Some lines in the entries contain the word "будут". Copy all of them.

_Information supplied_
= = = = = = =

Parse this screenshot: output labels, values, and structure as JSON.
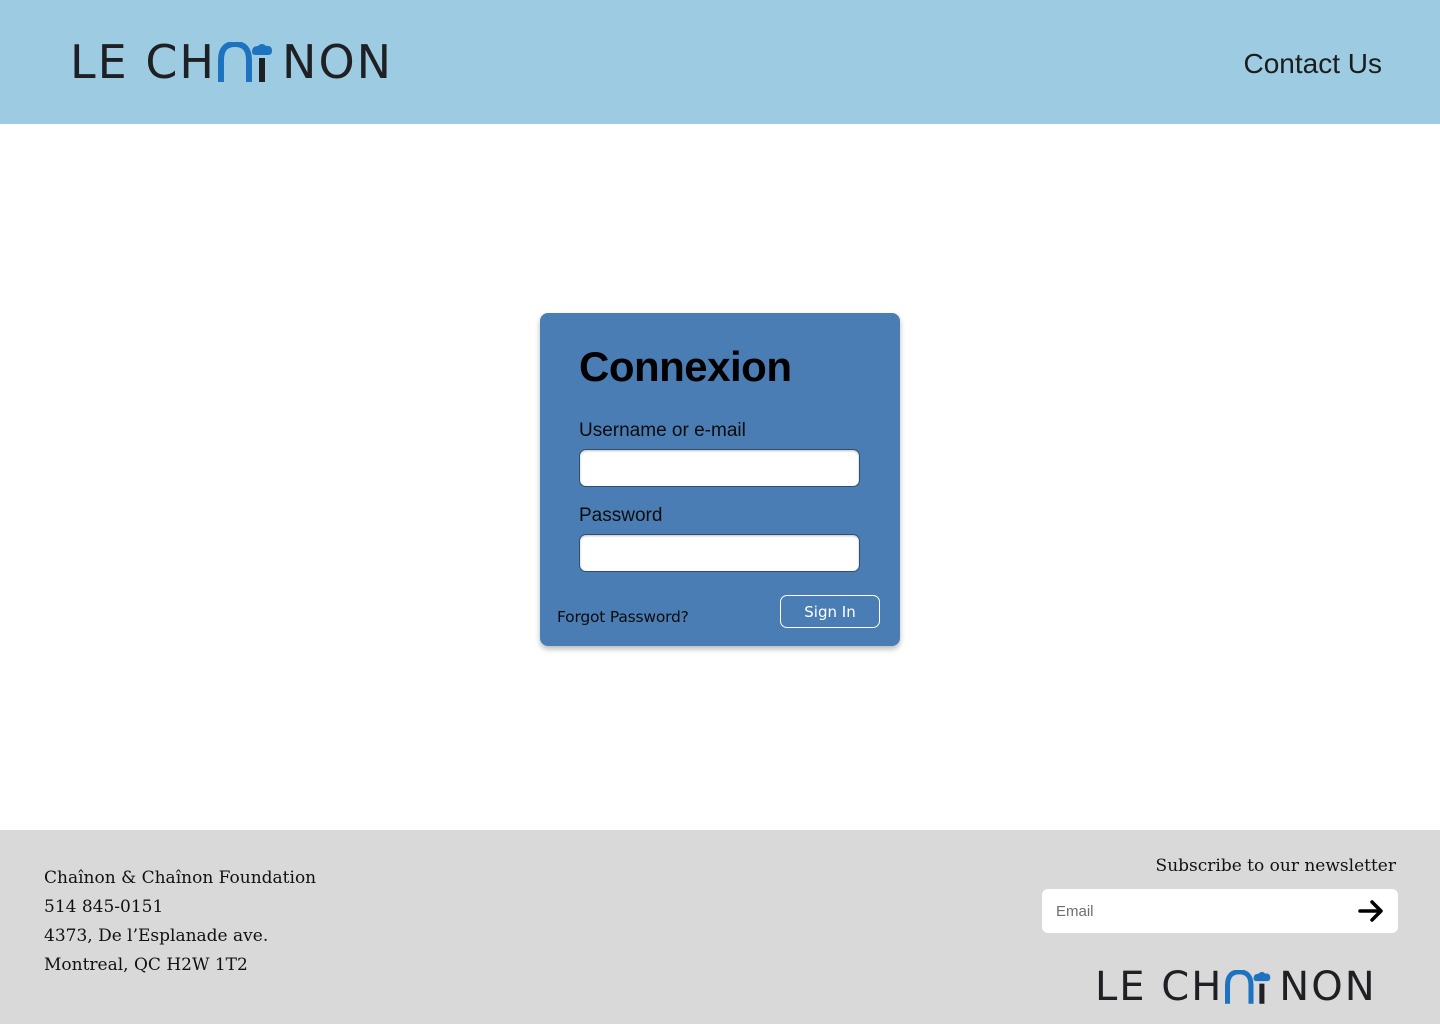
{
  "header": {
    "logo": {
      "left": "LE CH",
      "right": "NON"
    },
    "contact_label": "Contact Us"
  },
  "login": {
    "title": "Connexion",
    "username_label": "Username or e-mail",
    "username_value": "",
    "password_label": "Password",
    "password_value": "",
    "forgot_label": "Forgot Password?",
    "signin_label": "Sign In"
  },
  "footer": {
    "address_lines": [
      "Chaînon & Chaînon Foundation",
      "514 845-0151",
      "4373, De l’Esplanade ave.",
      "Montreal, QC H2W 1T2"
    ],
    "newsletter_title": "Subscribe to our newsletter",
    "newsletter_placeholder": "Email",
    "submit_icon": "arrow-right-icon",
    "logo": {
      "left": "LE CH",
      "right": "NON"
    }
  },
  "colors": {
    "header_bg": "#9ccbe2",
    "card_bg": "#4a7db4",
    "logo_accent": "#1e73c0",
    "footer_bg": "#d9d9d9"
  }
}
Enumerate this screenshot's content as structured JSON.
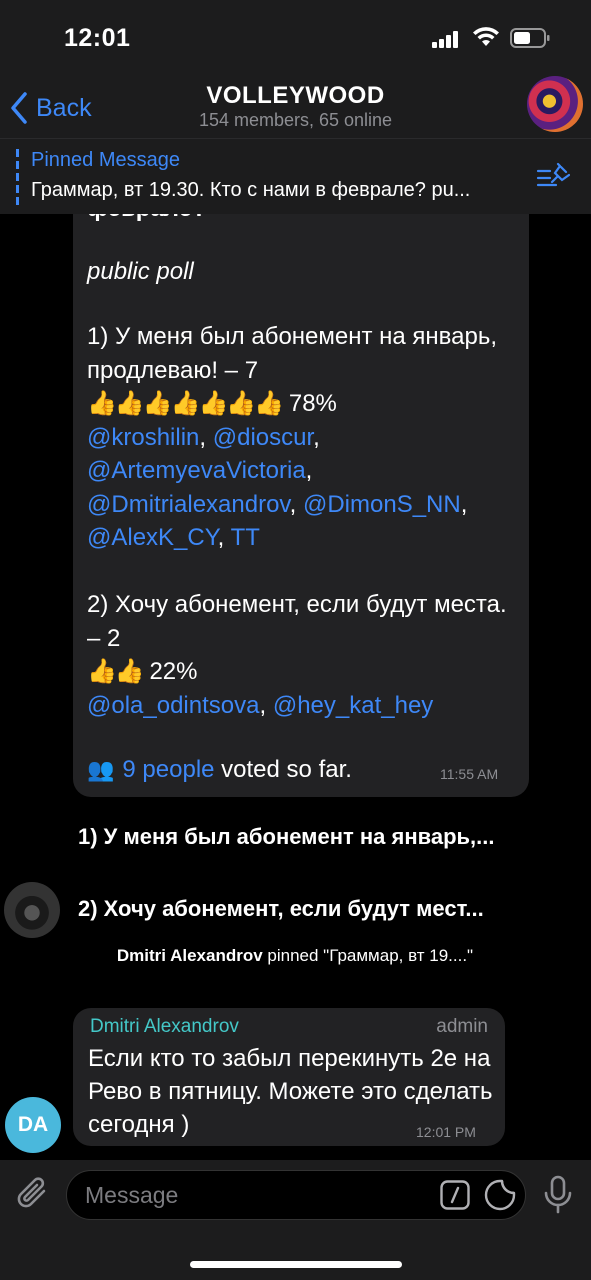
{
  "status": {
    "time": "12:01"
  },
  "header": {
    "back_label": "Back",
    "title": "VOLLEYWOOD",
    "subtitle": "154 members, 65 online"
  },
  "pinned": {
    "title": "Pinned Message",
    "text": "Граммар, вт 19.30. Кто с нами в феврале? pu..."
  },
  "poll": {
    "question_tail": "феврале?",
    "type": "public poll",
    "options": [
      {
        "text": "1) У меня был абонемент на январь, продлеваю! – 7",
        "thumbs": "👍👍👍👍👍👍👍",
        "percent": "78%",
        "voters": [
          "@kroshilin",
          "@dioscur",
          "@ArtemyevaVictoria",
          "@Dmitrialexandrov",
          "@DimonS_NN",
          "@AlexK_CY",
          "TT"
        ]
      },
      {
        "text": "2) Хочу абонемент, если будут места. – 2",
        "thumbs": "👍👍",
        "percent": "22%",
        "voters": [
          "@ola_odintsova",
          "@hey_kat_hey"
        ]
      }
    ],
    "voted_link": "9 people",
    "voted_text": " voted so far.",
    "time": "11:55 AM"
  },
  "messages": [
    {
      "text": "1) У меня был абонемент на январь,..."
    },
    {
      "text": "2) Хочу абонемент, если будут мест..."
    }
  ],
  "service": {
    "actor": "Dmitri Alexandrov",
    "text": " pinned \"Граммар, вт 19....\""
  },
  "last_message": {
    "sender": "Dmitri Alexandrov",
    "role": "admin",
    "avatar_initials": "DA",
    "text": "Если кто то забыл перекинуть 2е на Рево в пятницу. Можете это сделать сегодня )",
    "time": "12:01 PM"
  },
  "input": {
    "placeholder": "Message"
  },
  "colors": {
    "accent": "#3e88f7",
    "sender_name": "#44c8c8",
    "bubble": "#222224",
    "avatar_da": "#4ab8dc"
  }
}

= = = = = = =

_Response_
        "text": "2) Хочу абонемент, если будут места. – 2",
      "text": "2) Хочу абонемент, если будут мест..."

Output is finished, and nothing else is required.